At first, I underestimated the depths to which Rodale would plummet to prove his point about how dangerous sugar is for the mind and body. The Hitler chapter concludes, “Such a diet must have severely taxed his body’s vitamin B resources, thus weakening his entire nervous system. This, probably, is one of the basic reasons he became such a trigger-brained maniac.” Probably was one of the basic reasons? Oh, well that’s fine, but there’s no way this author could possibly suggest that the Holocaust was caused by sugar, though, right?
“Millions of people may have died solely because Hitler was a crazed sugar drunkard, jumping off the handle at the slightest provocation, making precipitate and unwise decisions that eventually caused his own and Germany’s disastrous defeat.”
Well, there you have it. Had Hitler just taken care of his diet, he could have lived to be 114 years old and Germany would never have been defeated in the war.
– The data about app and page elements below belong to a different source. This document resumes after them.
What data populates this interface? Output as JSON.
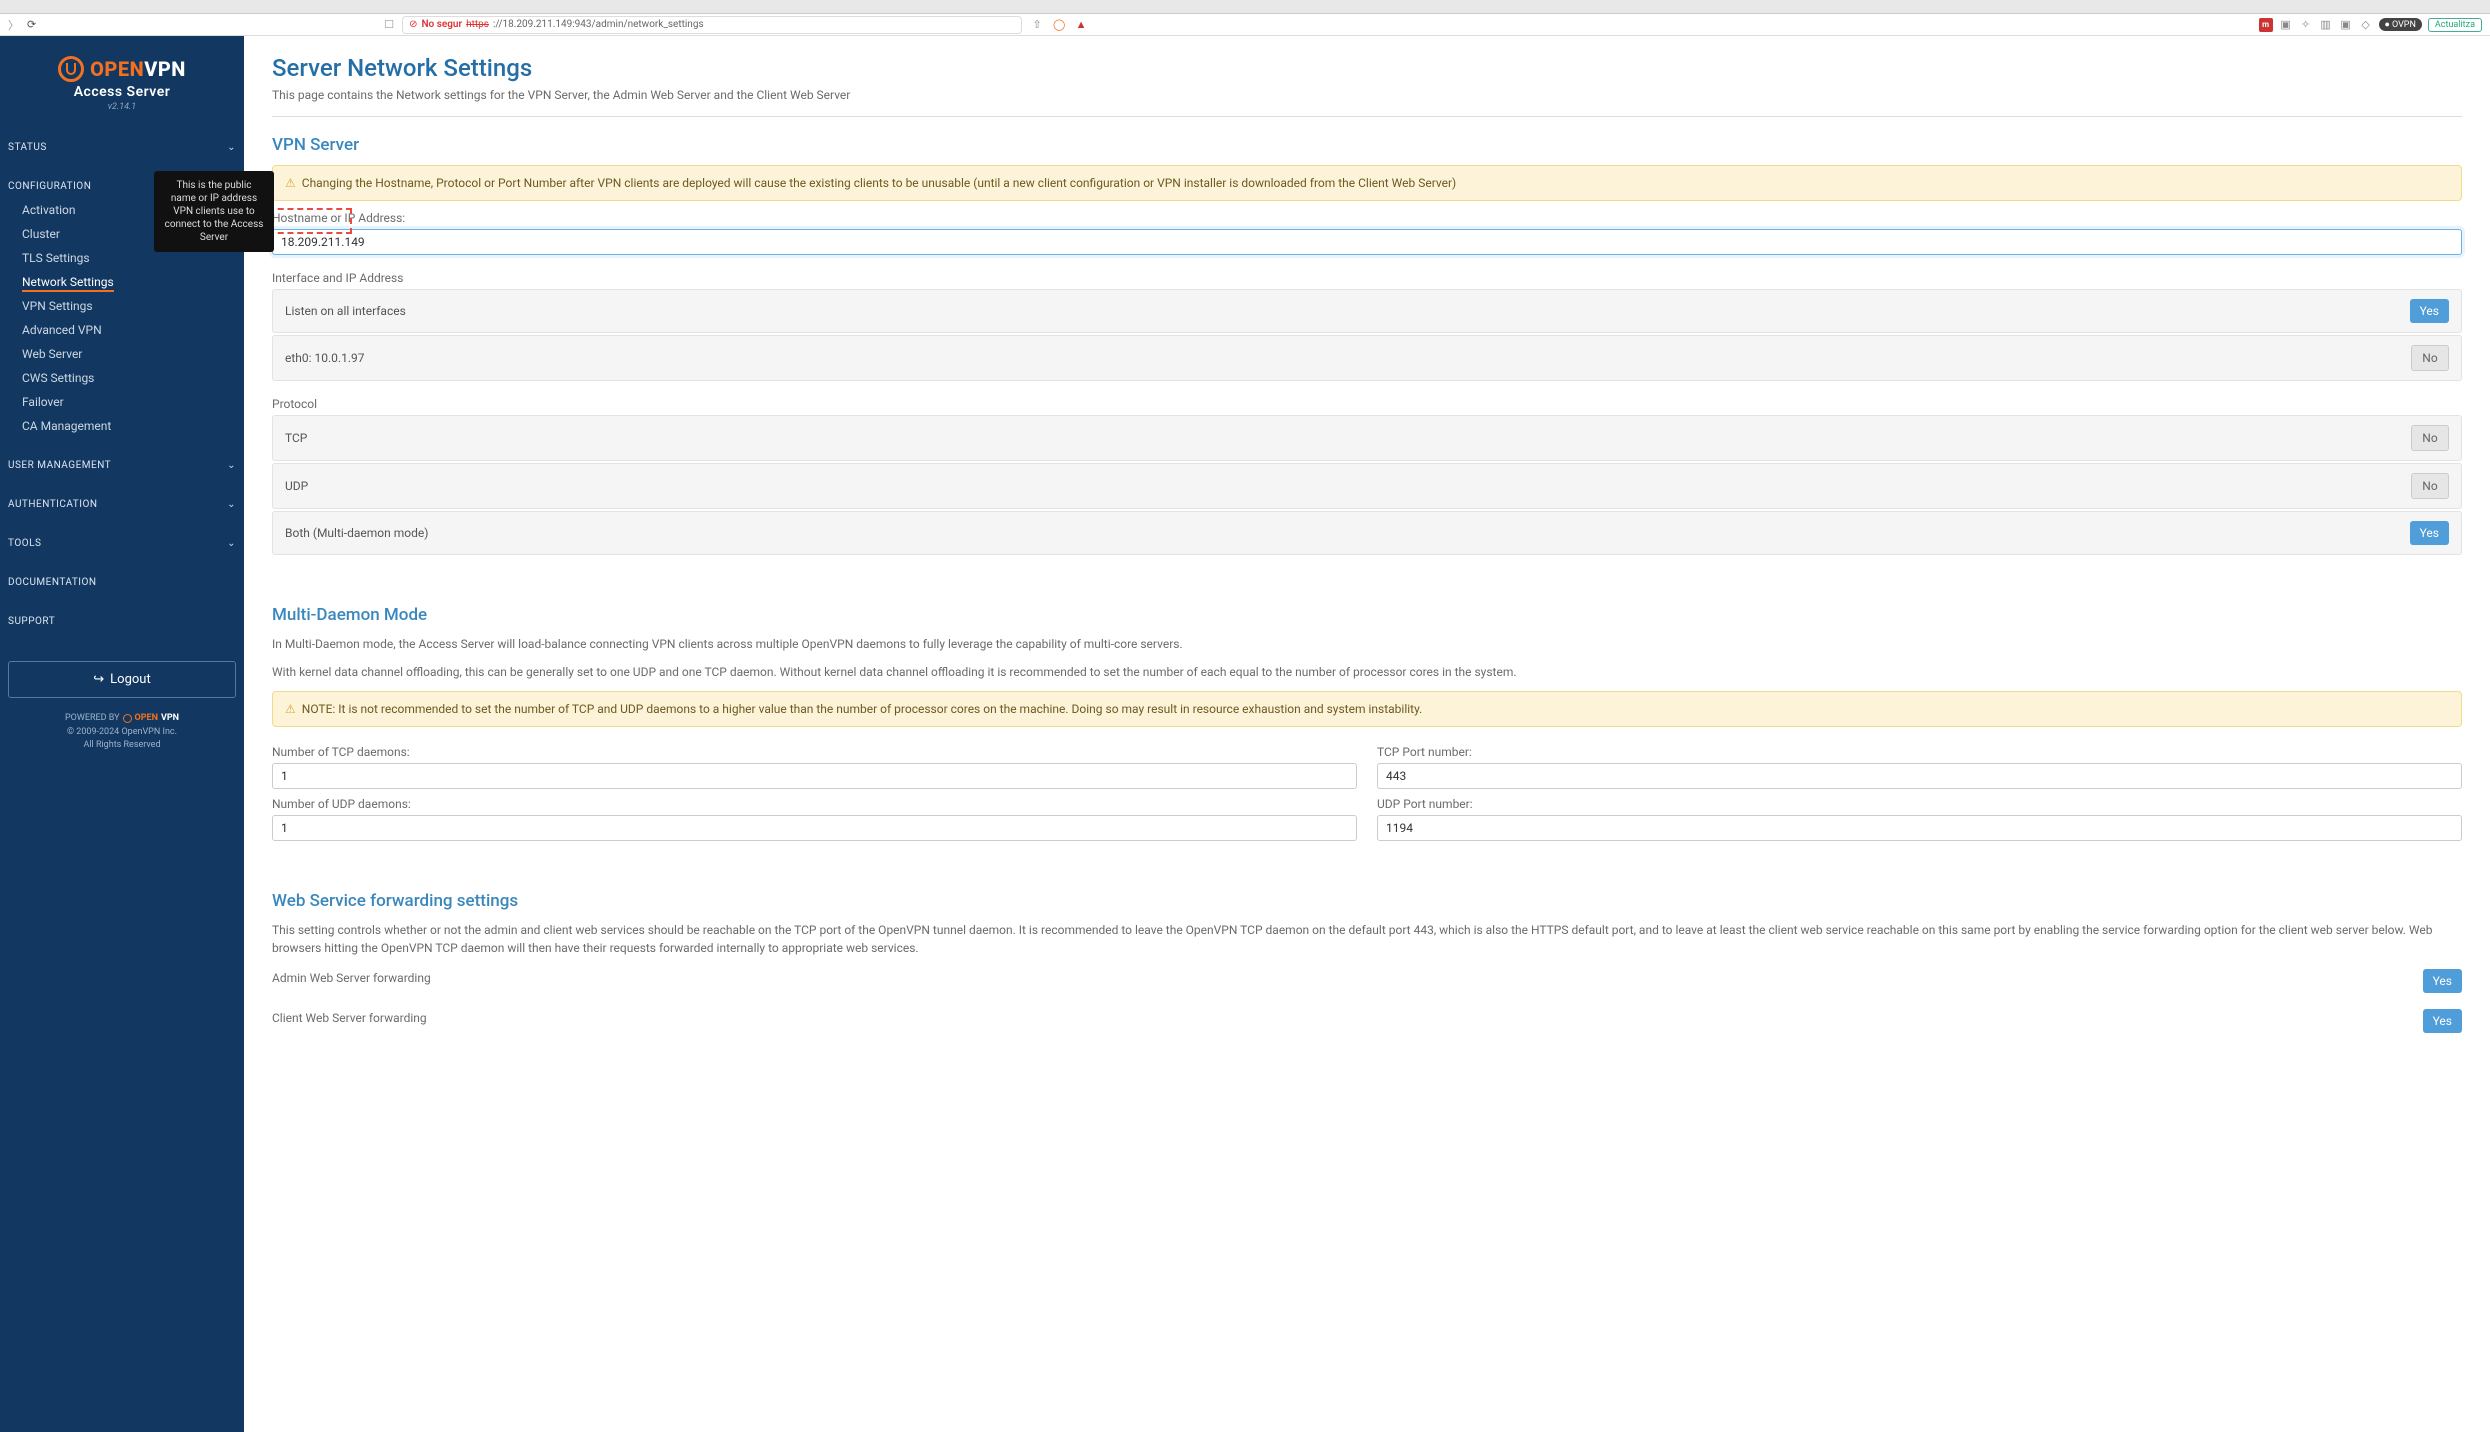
{
  "browser": {
    "not_secure": "No segur",
    "url_https": "https",
    "url_rest": "://18.209.211.149:943/admin/network_settings",
    "ovpn_badge": "OVPN",
    "update_btn": "Actualitza"
  },
  "logo": {
    "open": "OPEN",
    "vpn": "VPN",
    "sub": "Access Server",
    "version": "v2.14.1"
  },
  "sidebar": {
    "status": "STATUS",
    "configuration": "CONFIGURATION",
    "config_items": [
      {
        "label": "Activation"
      },
      {
        "label": "Cluster"
      },
      {
        "label": "TLS Settings"
      },
      {
        "label": "Network Settings"
      },
      {
        "label": "VPN Settings"
      },
      {
        "label": "Advanced VPN"
      },
      {
        "label": "Web Server"
      },
      {
        "label": "CWS Settings"
      },
      {
        "label": "Failover"
      },
      {
        "label": "CA Management"
      }
    ],
    "user_mgmt": "USER  MANAGEMENT",
    "auth": "AUTHENTICATION",
    "tools": "TOOLS",
    "docs": "DOCUMENTATION",
    "support": "SUPPORT",
    "logout": "Logout",
    "powered_by": "POWERED BY",
    "pb_open": "OPEN",
    "pb_vpn": "VPN",
    "copyright": "© 2009-2024 OpenVPN Inc.",
    "rights": "All Rights Reserved"
  },
  "tooltip": "This is the public name or IP address VPN clients use to connect to the Access Server",
  "page": {
    "title": "Server Network Settings",
    "subtitle": "This page contains the Network settings for the VPN Server, the Admin Web Server and the Client Web Server"
  },
  "vpn": {
    "heading": "VPN Server",
    "warning": "Changing the Hostname, Protocol or Port Number after VPN clients are deployed will cause the existing clients to be unusable (until a new client configuration or VPN installer is downloaded from the Client Web Server)",
    "hostname_label": "Hostname or IP Address:",
    "hostname_value": "18.209.211.149",
    "interface_label": "Interface and IP Address",
    "opts": [
      {
        "label": "Listen on all interfaces",
        "val": "Yes"
      },
      {
        "label": "eth0: 10.0.1.97",
        "val": "No"
      }
    ],
    "protocol_label": "Protocol",
    "protos": [
      {
        "label": "TCP",
        "val": "No"
      },
      {
        "label": "UDP",
        "val": "No"
      },
      {
        "label": "Both (Multi-daemon mode)",
        "val": "Yes"
      }
    ]
  },
  "multi": {
    "heading": "Multi-Daemon Mode",
    "desc1": "In Multi-Daemon mode, the Access Server will load-balance connecting VPN clients across multiple OpenVPN daemons to fully leverage the capability of multi-core servers.",
    "desc2": "With kernel data channel offloading, this can be generally set to one UDP and one TCP daemon. Without kernel data channel offloading it is recommended to set the number of each equal to the number of processor cores in the system.",
    "note": "NOTE: It is not recommended to set the number of TCP and UDP daemons to a higher value than the number of processor cores on the machine. Doing so may result in resource exhaustion and system instability.",
    "tcp_daemons_label": "Number of TCP daemons:",
    "tcp_daemons_val": "1",
    "tcp_port_label": "TCP Port number:",
    "tcp_port_val": "443",
    "udp_daemons_label": "Number of UDP daemons:",
    "udp_daemons_val": "1",
    "udp_port_label": "UDP Port number:",
    "udp_port_val": "1194"
  },
  "web": {
    "heading": "Web Service forwarding settings",
    "desc": "This setting controls whether or not the admin and client web services should be reachable on the TCP port of the OpenVPN tunnel daemon. It is recommended to leave the OpenVPN TCP daemon on the default port 443, which is also the HTTPS default port, and to leave at least the client web service reachable on this same port by enabling the service forwarding option for the client web server below. Web browsers hitting the OpenVPN TCP daemon will then have their requests forwarded internally to appropriate web services.",
    "admin_label": "Admin Web Server forwarding",
    "admin_val": "Yes",
    "client_label": "Client Web Server forwarding",
    "client_val": "Yes"
  }
}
To be clear, I’m not mocking clean and healthy eating. It’s the presumptuous, high-handed, anti-science nutritional extremism that deserves criticism. “Good health,” unlike vegetarianism, is not a moral issue. And this isn’t a phenomenon limited to the 60s, or some old fashioned white nonsense — people are still fighting over whether or not it’s safe to eat wheat, dairy, soy, meat, sugar, white flour, dyes, preservatives, salt, corn syrup, sugar and so on, when maybe the wisest course of action is to focus on the food on your own plate.
To recommend that people think about what they are eating is normally a safe, well-intentioned message. The message in this book is blurred, however, by the fact that whatever safe substance the author is surviving on – probably rain water he gathers in the palms of his hands, grain alcohol and assorted leaves – is depleting his brain of the necessary fats and sugars required to make a calm and reasonable argument.
Available used on Amazon for 69 cents.